What the exercise asks: Report every line below that has the string "kensatools" in it.

Recorded data:

##############################

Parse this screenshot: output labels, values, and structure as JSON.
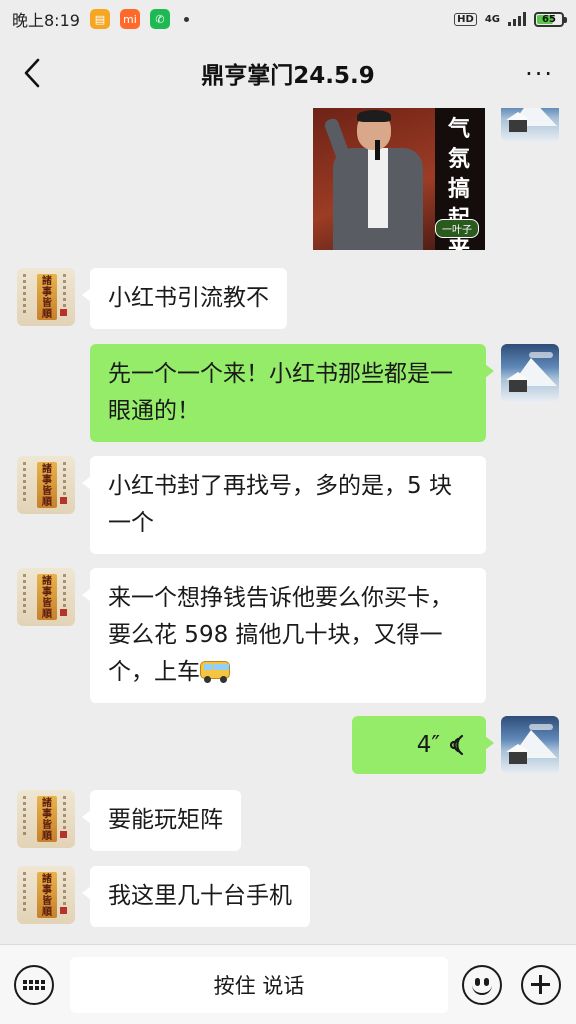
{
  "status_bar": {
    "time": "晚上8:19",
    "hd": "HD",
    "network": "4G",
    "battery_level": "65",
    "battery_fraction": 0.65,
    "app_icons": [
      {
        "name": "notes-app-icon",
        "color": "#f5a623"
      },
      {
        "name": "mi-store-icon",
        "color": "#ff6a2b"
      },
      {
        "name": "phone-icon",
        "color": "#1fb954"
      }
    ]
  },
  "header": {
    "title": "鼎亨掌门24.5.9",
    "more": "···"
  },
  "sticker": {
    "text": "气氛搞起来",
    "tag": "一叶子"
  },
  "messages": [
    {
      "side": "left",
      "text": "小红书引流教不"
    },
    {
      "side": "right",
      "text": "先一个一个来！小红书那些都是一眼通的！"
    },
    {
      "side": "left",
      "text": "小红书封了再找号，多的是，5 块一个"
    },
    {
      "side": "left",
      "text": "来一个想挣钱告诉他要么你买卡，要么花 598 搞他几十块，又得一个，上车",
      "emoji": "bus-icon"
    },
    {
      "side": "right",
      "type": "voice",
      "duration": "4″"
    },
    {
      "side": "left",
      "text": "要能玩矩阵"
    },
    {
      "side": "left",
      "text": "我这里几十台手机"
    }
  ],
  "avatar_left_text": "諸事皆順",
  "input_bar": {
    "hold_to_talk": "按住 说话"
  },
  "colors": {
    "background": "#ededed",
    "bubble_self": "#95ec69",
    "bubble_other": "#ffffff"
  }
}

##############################

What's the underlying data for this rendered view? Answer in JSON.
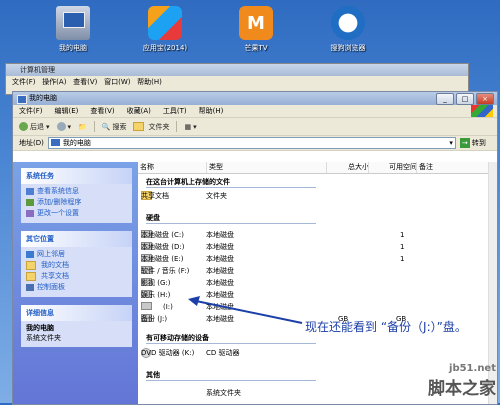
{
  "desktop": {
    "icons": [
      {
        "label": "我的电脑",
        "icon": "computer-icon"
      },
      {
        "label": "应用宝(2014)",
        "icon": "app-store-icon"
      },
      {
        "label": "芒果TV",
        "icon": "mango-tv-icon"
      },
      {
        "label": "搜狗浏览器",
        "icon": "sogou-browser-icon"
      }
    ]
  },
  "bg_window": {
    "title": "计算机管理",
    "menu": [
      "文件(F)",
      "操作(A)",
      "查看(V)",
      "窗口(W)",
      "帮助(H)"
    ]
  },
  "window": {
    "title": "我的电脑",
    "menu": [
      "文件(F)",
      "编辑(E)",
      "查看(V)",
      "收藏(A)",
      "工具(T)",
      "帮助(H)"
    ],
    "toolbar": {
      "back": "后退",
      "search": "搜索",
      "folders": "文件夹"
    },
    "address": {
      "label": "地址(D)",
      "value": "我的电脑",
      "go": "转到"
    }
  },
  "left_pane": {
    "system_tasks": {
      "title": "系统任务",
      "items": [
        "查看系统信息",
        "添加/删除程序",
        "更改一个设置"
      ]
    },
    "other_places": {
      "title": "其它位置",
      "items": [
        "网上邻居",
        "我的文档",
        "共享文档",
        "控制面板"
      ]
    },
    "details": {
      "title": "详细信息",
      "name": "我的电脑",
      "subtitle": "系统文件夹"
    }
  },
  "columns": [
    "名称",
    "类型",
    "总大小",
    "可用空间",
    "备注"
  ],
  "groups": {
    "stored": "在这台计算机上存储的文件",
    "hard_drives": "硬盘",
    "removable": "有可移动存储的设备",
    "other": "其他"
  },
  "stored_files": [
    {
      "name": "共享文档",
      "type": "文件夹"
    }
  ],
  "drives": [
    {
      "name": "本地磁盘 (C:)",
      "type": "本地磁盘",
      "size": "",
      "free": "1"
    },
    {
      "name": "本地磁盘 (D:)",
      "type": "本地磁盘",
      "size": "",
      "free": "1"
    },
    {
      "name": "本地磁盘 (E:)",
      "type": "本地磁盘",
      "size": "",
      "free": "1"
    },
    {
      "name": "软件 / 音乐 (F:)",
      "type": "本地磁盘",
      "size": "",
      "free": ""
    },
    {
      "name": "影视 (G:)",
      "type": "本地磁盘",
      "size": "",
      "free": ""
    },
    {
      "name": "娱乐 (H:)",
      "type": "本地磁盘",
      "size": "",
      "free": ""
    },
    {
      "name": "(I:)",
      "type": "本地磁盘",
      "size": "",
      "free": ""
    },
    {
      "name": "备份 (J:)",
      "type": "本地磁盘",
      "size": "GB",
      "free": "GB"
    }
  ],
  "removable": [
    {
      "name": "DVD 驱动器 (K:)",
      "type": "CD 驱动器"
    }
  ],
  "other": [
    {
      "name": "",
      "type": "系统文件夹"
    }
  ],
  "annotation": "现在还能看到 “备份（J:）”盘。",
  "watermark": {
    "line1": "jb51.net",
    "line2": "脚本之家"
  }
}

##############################

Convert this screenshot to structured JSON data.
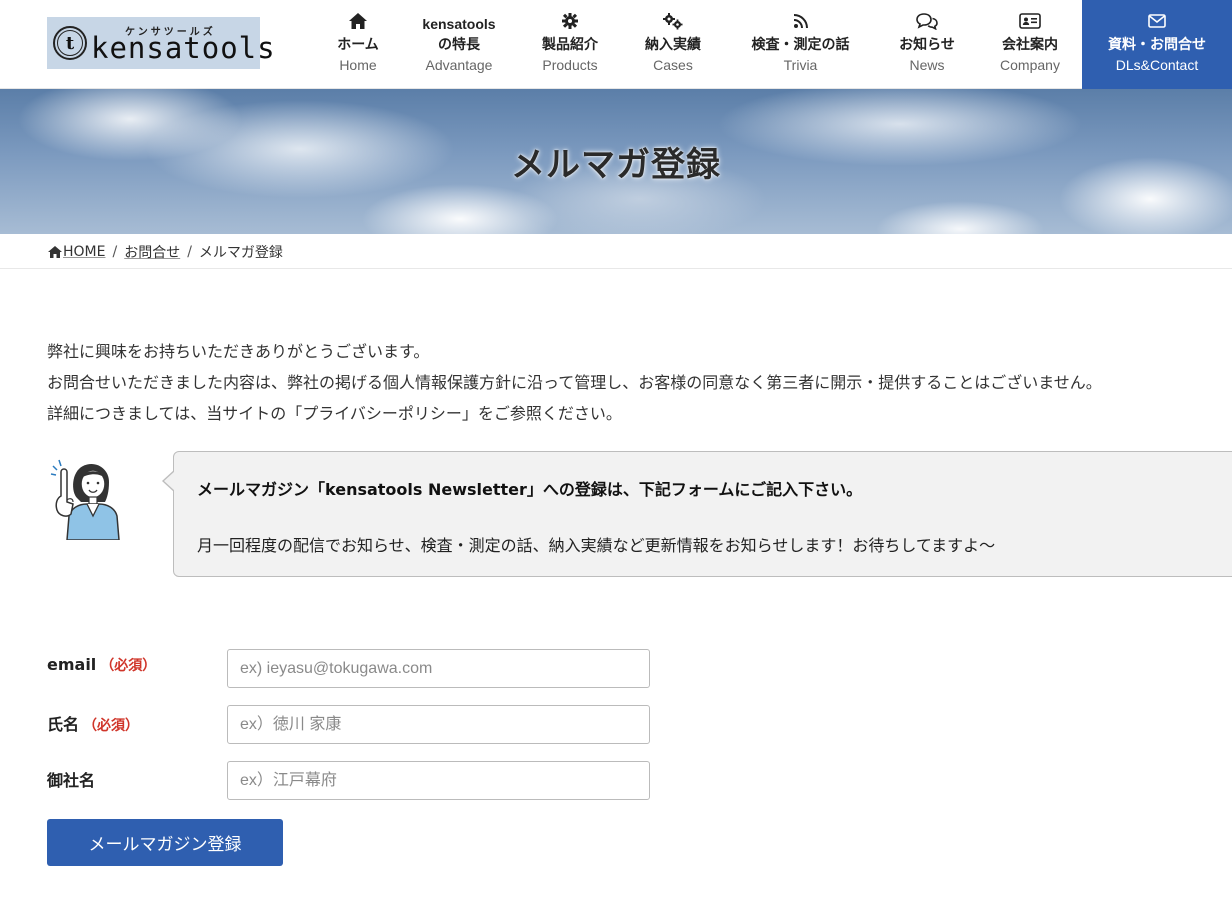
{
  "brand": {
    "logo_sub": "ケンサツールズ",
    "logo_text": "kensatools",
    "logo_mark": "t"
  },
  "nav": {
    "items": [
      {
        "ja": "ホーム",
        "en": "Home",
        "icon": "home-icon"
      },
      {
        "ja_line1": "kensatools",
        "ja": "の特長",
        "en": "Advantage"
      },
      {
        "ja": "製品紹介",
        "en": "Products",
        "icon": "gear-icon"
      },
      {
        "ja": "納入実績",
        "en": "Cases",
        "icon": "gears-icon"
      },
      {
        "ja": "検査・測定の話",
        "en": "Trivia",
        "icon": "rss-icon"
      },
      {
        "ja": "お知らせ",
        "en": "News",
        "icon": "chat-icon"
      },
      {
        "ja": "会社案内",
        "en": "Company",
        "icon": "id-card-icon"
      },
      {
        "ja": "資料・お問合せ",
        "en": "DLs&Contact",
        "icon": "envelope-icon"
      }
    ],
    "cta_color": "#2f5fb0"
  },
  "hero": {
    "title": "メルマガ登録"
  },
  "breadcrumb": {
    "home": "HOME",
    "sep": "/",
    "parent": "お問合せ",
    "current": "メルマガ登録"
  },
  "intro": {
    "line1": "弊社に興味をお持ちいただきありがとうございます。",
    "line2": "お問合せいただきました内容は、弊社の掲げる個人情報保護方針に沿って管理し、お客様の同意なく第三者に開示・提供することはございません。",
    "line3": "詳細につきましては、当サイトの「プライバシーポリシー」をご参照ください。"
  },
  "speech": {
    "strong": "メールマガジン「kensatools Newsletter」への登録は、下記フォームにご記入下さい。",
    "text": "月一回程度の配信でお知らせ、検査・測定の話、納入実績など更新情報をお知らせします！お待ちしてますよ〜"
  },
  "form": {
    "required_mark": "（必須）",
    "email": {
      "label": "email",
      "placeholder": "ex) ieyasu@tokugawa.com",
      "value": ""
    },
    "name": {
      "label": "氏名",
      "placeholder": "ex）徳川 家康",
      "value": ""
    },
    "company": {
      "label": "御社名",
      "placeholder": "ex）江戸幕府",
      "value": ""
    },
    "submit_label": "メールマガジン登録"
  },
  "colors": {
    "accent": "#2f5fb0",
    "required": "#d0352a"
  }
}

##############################

Reply to the exercise:
    "logo_text": "kensatools",
        "ja_line1": "kensatools",
    "strong": "メールマガジン「kensatools Newsletter」への登録は、下記フォームにご記入下さい。",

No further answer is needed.